(Source data)
----------------------------------------
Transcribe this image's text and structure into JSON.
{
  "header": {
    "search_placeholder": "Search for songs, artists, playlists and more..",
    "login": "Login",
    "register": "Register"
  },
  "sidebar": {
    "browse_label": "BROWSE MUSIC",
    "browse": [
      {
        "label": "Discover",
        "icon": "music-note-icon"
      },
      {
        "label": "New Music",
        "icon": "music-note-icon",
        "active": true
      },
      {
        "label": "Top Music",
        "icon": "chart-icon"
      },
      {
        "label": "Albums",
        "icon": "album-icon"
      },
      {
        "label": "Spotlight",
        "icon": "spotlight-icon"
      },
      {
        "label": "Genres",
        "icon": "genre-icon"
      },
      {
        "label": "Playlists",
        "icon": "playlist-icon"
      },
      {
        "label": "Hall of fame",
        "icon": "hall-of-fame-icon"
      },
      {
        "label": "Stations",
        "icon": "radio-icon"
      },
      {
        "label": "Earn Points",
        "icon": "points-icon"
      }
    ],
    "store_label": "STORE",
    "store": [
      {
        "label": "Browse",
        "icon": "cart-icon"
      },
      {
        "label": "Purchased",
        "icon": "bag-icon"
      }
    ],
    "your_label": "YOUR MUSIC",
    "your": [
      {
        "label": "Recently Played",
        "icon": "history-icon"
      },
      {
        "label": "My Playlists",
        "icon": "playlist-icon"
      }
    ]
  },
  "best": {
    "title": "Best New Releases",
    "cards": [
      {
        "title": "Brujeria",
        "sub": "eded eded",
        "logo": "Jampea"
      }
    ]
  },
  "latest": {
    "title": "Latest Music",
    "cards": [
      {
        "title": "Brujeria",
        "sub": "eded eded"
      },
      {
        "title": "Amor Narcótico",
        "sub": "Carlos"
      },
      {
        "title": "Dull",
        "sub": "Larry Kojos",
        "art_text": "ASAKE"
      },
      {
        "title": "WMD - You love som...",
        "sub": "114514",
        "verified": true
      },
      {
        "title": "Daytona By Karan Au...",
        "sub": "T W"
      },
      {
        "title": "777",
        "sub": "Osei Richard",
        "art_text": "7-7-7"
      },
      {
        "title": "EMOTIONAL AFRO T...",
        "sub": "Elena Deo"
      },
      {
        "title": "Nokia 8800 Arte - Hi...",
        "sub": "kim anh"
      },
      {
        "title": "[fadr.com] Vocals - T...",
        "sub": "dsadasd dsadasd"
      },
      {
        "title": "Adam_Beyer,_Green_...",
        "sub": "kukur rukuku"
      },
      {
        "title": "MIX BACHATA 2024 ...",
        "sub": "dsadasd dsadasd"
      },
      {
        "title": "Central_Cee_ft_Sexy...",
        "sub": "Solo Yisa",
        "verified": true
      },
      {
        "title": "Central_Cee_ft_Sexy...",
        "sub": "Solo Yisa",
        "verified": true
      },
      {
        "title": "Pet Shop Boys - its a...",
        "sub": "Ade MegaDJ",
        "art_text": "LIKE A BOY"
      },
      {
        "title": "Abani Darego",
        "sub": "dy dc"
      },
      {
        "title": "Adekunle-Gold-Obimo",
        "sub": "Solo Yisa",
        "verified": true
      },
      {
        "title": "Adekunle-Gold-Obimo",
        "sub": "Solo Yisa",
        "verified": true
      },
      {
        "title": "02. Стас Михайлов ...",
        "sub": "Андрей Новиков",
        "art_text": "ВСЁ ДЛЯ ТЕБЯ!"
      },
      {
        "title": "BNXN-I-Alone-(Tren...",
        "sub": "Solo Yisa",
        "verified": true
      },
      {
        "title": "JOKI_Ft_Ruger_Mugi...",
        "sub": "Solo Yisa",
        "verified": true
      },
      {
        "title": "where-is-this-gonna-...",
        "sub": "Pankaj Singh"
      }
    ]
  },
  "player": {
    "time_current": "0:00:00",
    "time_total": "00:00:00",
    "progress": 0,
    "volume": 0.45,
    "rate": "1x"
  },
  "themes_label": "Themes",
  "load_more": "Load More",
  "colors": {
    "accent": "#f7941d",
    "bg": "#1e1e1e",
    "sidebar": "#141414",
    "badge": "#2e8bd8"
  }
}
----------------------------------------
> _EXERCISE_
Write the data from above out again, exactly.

> _THE COMPLETED TASK_
Transcribe this image's text and structure into JSON.
{
  "header": {
    "search_placeholder": "Search for songs, artists, playlists and more..",
    "login": "Login",
    "register": "Register"
  },
  "sidebar": {
    "browse_label": "BROWSE MUSIC",
    "browse": [
      {
        "label": "Discover",
        "icon": "music-note-icon"
      },
      {
        "label": "New Music",
        "icon": "music-note-icon",
        "active": true
      },
      {
        "label": "Top Music",
        "icon": "chart-icon"
      },
      {
        "label": "Albums",
        "icon": "album-icon"
      },
      {
        "label": "Spotlight",
        "icon": "spotlight-icon"
      },
      {
        "label": "Genres",
        "icon": "genre-icon"
      },
      {
        "label": "Playlists",
        "icon": "playlist-icon"
      },
      {
        "label": "Hall of fame",
        "icon": "hall-of-fame-icon"
      },
      {
        "label": "Stations",
        "icon": "radio-icon"
      },
      {
        "label": "Earn Points",
        "icon": "points-icon"
      }
    ],
    "store_label": "STORE",
    "store": [
      {
        "label": "Browse",
        "icon": "cart-icon"
      },
      {
        "label": "Purchased",
        "icon": "bag-icon"
      }
    ],
    "your_label": "YOUR MUSIC",
    "your": [
      {
        "label": "Recently Played",
        "icon": "history-icon"
      },
      {
        "label": "My Playlists",
        "icon": "playlist-icon"
      }
    ]
  },
  "best": {
    "title": "Best New Releases",
    "cards": [
      {
        "title": "Brujeria",
        "sub": "eded eded",
        "logo": "Jampea"
      }
    ]
  },
  "latest": {
    "title": "Latest Music",
    "cards": [
      {
        "title": "Brujeria",
        "sub": "eded eded"
      },
      {
        "title": "Amor Narcótico",
        "sub": "Carlos"
      },
      {
        "title": "Dull",
        "sub": "Larry Kojos",
        "art_text": "ASAKE"
      },
      {
        "title": "WMD - You love som...",
        "sub": "114514",
        "verified": true
      },
      {
        "title": "Daytona By Karan Au...",
        "sub": "T W"
      },
      {
        "title": "777",
        "sub": "Osei Richard",
        "art_text": "7-7-7"
      },
      {
        "title": "EMOTIONAL AFRO T...",
        "sub": "Elena Deo"
      },
      {
        "title": "Nokia 8800 Arte - Hi...",
        "sub": "kim anh"
      },
      {
        "title": "[fadr.com] Vocals - T...",
        "sub": "dsadasd dsadasd"
      },
      {
        "title": "Adam_Beyer,_Green_...",
        "sub": "kukur rukuku"
      },
      {
        "title": "MIX BACHATA 2024 ...",
        "sub": "dsadasd dsadasd"
      },
      {
        "title": "Central_Cee_ft_Sexy...",
        "sub": "Solo Yisa",
        "verified": true
      },
      {
        "title": "Central_Cee_ft_Sexy...",
        "sub": "Solo Yisa",
        "verified": true
      },
      {
        "title": "Pet Shop Boys - its a...",
        "sub": "Ade MegaDJ",
        "art_text": "LIKE A BOY"
      },
      {
        "title": "Abani Darego",
        "sub": "dy dc"
      },
      {
        "title": "Adekunle-Gold-Obimo",
        "sub": "Solo Yisa",
        "verified": true
      },
      {
        "title": "Adekunle-Gold-Obimo",
        "sub": "Solo Yisa",
        "verified": true
      },
      {
        "title": "02. Стас Михайлов ...",
        "sub": "Андрей Новиков",
        "art_text": "ВСЁ ДЛЯ ТЕБЯ!"
      },
      {
        "title": "BNXN-I-Alone-(Tren...",
        "sub": "Solo Yisa",
        "verified": true
      },
      {
        "title": "JOKI_Ft_Ruger_Mugi...",
        "sub": "Solo Yisa",
        "verified": true
      },
      {
        "title": "where-is-this-gonna-...",
        "sub": "Pankaj Singh"
      }
    ]
  },
  "player": {
    "time_current": "0:00:00",
    "time_total": "00:00:00",
    "progress": 0,
    "volume": 0.45,
    "rate": "1x"
  },
  "themes_label": "Themes",
  "load_more": "Load More",
  "colors": {
    "accent": "#f7941d",
    "bg": "#1e1e1e",
    "sidebar": "#141414",
    "badge": "#2e8bd8"
  }
}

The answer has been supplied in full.